*** Opening of DATA PROVIDED ***

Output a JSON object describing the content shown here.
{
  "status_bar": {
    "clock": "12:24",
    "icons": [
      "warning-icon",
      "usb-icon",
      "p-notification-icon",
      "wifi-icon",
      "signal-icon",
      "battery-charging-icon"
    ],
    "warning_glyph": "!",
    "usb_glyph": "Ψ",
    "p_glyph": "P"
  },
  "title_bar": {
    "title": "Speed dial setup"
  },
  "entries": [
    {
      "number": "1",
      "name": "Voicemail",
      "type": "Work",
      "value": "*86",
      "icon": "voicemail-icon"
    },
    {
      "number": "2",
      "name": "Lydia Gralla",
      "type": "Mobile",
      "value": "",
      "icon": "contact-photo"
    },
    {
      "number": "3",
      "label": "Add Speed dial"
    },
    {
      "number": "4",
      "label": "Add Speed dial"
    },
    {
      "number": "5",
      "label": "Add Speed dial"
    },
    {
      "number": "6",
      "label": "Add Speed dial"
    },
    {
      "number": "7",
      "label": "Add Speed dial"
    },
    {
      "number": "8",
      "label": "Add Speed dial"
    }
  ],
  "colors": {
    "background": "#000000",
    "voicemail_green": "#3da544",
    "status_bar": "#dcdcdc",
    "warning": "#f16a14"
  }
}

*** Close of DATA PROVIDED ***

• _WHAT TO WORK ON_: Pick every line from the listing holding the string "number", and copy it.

• _OUTPUT BELOW_:
      "number": "1",
      "number": "2",
      "number": "3",
      "number": "4",
      "number": "5",
      "number": "6",
      "number": "7",
      "number": "8",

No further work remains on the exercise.